Thank you and goodnight!  I’m very excited to be sleeping on a quiet couch tonight instead of that noisy hostel… 

SLW

Leading Edge 2014 Day 2: Telling Our Truths and Forging Connections

Hey everyone,

Today was mind-blowingly awesome beyond any succinct description I can come up with right now.  Irshad Manji and Robert Chase led a challenging discussion called “The Truth Teller’s Dilemma: Can Confrontation and Compassion Coexist?” (spoiler: yes).  Marcus Borg talked about mysticism and the common cores in the Abrahamic faiths’ differing views of Jesus, invoked William James, and joked that Moses was a cross-dresser because he wore a veil to shield people from the light emanating from his face on the descent from Sinai.  Valarie Kaur reinforced the age-old power of storytelling in her presentation “Storytelling + Advocacy = Social Change,” showing us how her documentaries share people’s stories in meaningful ways that have created concrete change in police brutality, prison policy, and interreligious relations. She also gave us Marshall Ganz’s formula for “telling your public story” as a tool for connection and change-making.

All of this was indescribably amazing.  But for me, the most important thing that happened today was this 2-minute video:

That, my friends, is the essence of my street ministry idea in professionally-made digital media form.  I came here with the question, “How do I get from where I am now to the Big Vision? What are my action steps?”  Tomorrow, I am supposed to talk with Rev. Robert Chase, the founding director of Intersections International in NYC, about how he has lived the answers to those questions and created this dynamic, life-giving, bridge-building ministry.  In other words, I don’t have to reinvent the wheel; it’s already in use.  I only need to ask for guidance so we in Tulsa can adapt it to our own community’s needs.

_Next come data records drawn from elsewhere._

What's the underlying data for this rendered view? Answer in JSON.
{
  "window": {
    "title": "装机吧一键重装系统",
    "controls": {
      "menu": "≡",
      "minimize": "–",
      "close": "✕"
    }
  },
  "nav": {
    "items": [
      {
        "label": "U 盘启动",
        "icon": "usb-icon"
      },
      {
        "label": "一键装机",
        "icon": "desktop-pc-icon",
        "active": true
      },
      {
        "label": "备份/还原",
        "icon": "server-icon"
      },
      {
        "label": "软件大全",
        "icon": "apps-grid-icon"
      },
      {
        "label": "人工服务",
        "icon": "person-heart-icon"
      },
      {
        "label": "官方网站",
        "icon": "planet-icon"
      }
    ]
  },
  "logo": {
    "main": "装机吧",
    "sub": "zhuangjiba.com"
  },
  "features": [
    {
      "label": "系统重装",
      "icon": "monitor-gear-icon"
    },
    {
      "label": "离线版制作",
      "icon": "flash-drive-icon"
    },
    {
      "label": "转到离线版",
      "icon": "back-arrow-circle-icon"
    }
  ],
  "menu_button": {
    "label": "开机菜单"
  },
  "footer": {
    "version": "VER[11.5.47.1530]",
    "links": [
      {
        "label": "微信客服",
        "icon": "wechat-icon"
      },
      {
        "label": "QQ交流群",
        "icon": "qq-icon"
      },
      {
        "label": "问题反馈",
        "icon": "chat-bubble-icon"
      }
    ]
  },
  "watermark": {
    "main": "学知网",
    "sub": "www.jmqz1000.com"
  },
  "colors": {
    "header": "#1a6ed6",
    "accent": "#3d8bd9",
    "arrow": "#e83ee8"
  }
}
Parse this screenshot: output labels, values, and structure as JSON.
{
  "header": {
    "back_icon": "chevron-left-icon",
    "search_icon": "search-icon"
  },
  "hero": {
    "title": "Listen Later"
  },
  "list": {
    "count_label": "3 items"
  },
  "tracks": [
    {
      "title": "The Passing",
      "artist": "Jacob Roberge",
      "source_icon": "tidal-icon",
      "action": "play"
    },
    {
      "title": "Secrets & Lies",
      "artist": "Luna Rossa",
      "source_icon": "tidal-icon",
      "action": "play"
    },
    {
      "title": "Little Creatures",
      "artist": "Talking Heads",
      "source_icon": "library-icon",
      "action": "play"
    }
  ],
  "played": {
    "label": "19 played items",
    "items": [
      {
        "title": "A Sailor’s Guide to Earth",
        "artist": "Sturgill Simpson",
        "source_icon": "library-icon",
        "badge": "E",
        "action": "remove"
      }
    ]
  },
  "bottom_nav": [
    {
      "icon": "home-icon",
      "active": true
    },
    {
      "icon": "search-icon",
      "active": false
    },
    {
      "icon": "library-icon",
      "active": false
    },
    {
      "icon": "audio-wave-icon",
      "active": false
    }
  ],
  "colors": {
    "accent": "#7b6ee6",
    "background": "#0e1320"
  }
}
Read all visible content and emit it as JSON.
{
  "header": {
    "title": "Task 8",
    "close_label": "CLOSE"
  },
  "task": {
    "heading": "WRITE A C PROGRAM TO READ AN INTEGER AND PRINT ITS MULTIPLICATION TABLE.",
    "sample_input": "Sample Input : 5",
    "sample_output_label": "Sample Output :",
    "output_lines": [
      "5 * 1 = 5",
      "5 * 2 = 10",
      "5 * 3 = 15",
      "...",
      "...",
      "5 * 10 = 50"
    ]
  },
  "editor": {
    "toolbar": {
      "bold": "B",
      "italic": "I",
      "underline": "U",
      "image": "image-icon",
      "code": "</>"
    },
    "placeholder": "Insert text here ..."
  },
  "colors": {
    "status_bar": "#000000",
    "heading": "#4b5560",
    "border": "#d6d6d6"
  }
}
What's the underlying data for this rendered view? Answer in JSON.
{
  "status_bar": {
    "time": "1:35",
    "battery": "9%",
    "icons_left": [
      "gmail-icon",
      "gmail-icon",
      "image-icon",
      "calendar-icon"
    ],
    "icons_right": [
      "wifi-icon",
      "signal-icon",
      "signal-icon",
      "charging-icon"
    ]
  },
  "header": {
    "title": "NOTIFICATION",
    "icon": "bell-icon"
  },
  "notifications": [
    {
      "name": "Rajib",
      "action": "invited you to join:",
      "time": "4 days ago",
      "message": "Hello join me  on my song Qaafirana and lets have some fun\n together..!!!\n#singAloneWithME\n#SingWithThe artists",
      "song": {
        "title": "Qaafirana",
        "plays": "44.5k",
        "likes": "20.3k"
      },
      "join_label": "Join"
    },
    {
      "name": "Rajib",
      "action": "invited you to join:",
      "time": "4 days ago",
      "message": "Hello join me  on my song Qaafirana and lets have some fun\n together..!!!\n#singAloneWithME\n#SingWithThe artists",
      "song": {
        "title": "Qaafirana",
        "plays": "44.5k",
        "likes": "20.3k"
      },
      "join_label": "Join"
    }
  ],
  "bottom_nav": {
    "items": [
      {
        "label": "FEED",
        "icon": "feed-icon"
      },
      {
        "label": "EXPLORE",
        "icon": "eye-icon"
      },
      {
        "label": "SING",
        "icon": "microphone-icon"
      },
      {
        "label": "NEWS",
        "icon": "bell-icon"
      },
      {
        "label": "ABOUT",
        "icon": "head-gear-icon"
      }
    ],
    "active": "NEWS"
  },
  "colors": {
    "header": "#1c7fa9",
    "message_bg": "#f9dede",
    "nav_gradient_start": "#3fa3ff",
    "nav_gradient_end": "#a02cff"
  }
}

Between that joyous serendipity, a rich conversation with Irshad about identity, integrity, authenticity, and self-care, and a mystical encounter with a random stranger/fellow seeker who bought me dinner in Greenwich Village, I can safely call this day a win.  I’m going to sleep well tonight knowing that the path is unfolding beneath my feet, good works are happening all over this vast and troubled world, God is in the Heaven of the Here and Now, and all is right in this tiny, crucial moment.

Thank you again, community supporters, for sending me here.  Your investment has already paid off in dividends – and we’re only halfway through the conference!

Namaste,

SLW